Mathematics Stack Exchange is a question and answer site for people studying math at any level and professionals in related fields. Join them; it only takes a minute:

Sign up
Here's how it works:
  1. Anybody can ask a question
  2. Anybody can answer
  3. The best answers are voted up and rise to the top says

neither monotone hazard rates nor stochastic dominance imply the MLRP

what is an example? Is there any necessary and sufficient condition for stochastic dominance?

share|cite|improve this question
up vote 1 down vote accepted

There are no doubt many examples, but for example consider two distributions on the interval $[0,1]$ one bimodal at $\frac{1}{4}$ and $\frac{3}{4}$ and the other unimodal at $\frac{1}{2}$: $Y$ with density $f(x)=1 - \cos(4\pi x)$ and $Z$ with density $g(x)=1 - \cos(2 \pi x)$.

Then $\Pr(Y \le x ) \gt \Pr(Z \le x )$ in the open interval $(0,1)$ [and equal elsewhere] so there is stochastic dominance.

But in this example the likelihood ratio $\frac{f(x)}{g(x)}$ is not monotone: it falls and then rises.

share|cite|improve this answer

A simple example might be considering discrete pdfs like,

\begin{gather} f(x)=\begin{cases} 0.1\quad x=0\\ 0.1\quad x=5\\ 0.9\quad x=10 \end{cases} \end{gather} and

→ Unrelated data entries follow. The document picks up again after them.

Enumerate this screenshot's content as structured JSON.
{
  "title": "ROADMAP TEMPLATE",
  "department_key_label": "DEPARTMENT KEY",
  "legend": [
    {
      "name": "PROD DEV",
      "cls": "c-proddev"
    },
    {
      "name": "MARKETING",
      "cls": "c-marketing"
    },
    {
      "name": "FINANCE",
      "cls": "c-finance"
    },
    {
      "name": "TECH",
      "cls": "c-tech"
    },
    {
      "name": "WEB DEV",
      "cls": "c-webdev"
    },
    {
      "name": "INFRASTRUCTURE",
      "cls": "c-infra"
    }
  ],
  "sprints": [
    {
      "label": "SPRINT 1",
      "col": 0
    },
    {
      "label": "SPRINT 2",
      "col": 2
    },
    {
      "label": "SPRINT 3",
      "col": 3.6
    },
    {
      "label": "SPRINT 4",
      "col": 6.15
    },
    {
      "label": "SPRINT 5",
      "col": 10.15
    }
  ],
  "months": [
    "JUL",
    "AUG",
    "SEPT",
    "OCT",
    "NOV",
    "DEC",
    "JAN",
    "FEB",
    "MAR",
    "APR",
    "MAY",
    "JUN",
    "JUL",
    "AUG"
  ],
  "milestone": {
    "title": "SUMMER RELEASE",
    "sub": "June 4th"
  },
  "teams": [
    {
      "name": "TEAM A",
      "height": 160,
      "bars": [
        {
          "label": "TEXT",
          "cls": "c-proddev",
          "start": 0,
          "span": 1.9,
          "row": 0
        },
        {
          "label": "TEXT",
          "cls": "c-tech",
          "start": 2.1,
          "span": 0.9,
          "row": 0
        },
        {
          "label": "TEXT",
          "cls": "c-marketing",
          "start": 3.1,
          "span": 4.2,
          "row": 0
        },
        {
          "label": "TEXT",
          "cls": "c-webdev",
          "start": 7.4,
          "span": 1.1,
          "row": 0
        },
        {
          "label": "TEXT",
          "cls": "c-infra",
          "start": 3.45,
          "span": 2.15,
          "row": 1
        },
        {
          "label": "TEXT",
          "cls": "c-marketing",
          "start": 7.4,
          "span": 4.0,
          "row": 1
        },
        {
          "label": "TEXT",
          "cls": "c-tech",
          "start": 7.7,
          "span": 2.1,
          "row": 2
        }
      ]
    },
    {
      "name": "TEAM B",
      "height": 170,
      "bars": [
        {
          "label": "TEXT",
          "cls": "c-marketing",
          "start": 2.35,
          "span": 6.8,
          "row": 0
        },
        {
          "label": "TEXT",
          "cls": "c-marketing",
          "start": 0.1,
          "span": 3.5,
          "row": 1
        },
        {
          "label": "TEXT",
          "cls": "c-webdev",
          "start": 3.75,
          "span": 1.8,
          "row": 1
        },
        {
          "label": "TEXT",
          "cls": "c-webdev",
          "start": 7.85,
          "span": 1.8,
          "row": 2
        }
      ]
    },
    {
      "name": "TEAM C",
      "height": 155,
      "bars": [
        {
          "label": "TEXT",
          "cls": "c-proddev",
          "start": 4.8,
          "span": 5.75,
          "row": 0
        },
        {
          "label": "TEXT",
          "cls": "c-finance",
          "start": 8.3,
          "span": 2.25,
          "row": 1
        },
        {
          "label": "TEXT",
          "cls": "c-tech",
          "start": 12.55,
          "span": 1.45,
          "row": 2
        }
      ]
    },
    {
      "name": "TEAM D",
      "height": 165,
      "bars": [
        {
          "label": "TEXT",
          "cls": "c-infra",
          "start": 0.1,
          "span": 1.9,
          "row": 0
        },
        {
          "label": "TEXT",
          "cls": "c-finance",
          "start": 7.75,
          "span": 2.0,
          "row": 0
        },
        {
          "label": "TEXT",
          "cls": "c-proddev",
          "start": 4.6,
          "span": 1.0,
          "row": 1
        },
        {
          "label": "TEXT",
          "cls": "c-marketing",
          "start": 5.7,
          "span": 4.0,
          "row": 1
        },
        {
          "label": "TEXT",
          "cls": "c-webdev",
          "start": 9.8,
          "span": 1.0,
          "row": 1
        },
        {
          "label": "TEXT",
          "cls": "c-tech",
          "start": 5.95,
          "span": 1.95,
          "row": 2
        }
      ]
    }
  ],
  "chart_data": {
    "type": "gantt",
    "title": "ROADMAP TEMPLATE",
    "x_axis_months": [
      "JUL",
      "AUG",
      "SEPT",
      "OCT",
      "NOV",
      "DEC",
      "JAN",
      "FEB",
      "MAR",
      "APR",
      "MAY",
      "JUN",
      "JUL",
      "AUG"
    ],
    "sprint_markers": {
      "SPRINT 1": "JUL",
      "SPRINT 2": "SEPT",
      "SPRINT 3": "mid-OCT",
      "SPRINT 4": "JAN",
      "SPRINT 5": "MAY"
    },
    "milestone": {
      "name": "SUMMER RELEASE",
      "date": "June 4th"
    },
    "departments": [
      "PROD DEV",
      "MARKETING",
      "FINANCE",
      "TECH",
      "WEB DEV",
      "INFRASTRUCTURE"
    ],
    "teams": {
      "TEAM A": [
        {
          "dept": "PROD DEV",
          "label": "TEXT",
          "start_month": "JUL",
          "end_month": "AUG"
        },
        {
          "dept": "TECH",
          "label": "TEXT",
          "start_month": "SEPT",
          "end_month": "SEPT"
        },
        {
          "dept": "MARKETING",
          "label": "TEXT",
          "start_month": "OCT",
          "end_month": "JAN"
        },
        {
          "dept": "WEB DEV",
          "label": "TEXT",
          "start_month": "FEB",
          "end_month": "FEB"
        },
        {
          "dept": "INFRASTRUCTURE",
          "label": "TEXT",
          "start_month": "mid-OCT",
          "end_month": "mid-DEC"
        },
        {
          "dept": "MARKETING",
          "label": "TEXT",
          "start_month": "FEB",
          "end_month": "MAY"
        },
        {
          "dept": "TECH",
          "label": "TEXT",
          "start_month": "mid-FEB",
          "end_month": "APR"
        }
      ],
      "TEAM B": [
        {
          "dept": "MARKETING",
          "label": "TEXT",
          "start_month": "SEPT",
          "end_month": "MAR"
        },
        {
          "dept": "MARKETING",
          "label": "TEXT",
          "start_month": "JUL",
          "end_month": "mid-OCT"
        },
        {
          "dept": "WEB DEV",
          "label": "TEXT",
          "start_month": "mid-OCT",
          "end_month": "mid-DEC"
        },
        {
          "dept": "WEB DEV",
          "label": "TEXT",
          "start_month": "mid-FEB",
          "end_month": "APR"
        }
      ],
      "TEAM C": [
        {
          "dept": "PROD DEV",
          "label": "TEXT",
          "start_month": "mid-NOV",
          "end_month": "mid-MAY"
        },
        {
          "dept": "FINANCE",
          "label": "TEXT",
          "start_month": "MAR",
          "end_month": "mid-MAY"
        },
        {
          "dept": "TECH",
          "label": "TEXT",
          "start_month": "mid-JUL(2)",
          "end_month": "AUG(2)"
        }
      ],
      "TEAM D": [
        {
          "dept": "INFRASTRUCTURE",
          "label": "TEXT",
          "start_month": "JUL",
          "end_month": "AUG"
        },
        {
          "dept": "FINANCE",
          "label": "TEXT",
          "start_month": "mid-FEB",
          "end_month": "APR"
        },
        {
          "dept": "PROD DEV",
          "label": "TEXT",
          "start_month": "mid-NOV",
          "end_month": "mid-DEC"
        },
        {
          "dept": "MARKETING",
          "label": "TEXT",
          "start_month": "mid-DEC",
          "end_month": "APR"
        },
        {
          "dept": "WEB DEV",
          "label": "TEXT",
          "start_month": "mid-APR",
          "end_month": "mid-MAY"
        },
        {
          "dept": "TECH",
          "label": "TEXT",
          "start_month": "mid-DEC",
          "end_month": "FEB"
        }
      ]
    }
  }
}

\begin{gather} g(x)=\begin{cases} 0.05 \quad x=0\\ 0.05 \quad x=5\\ 0.9\quad x=10 \end{cases} \end{gather}

share|cite|improve this answer

Your Answer


By posting your answer, you agree to the privacy policy and terms of service.

Not the answer you're looking for? Browse other questions tagged or ask your own question.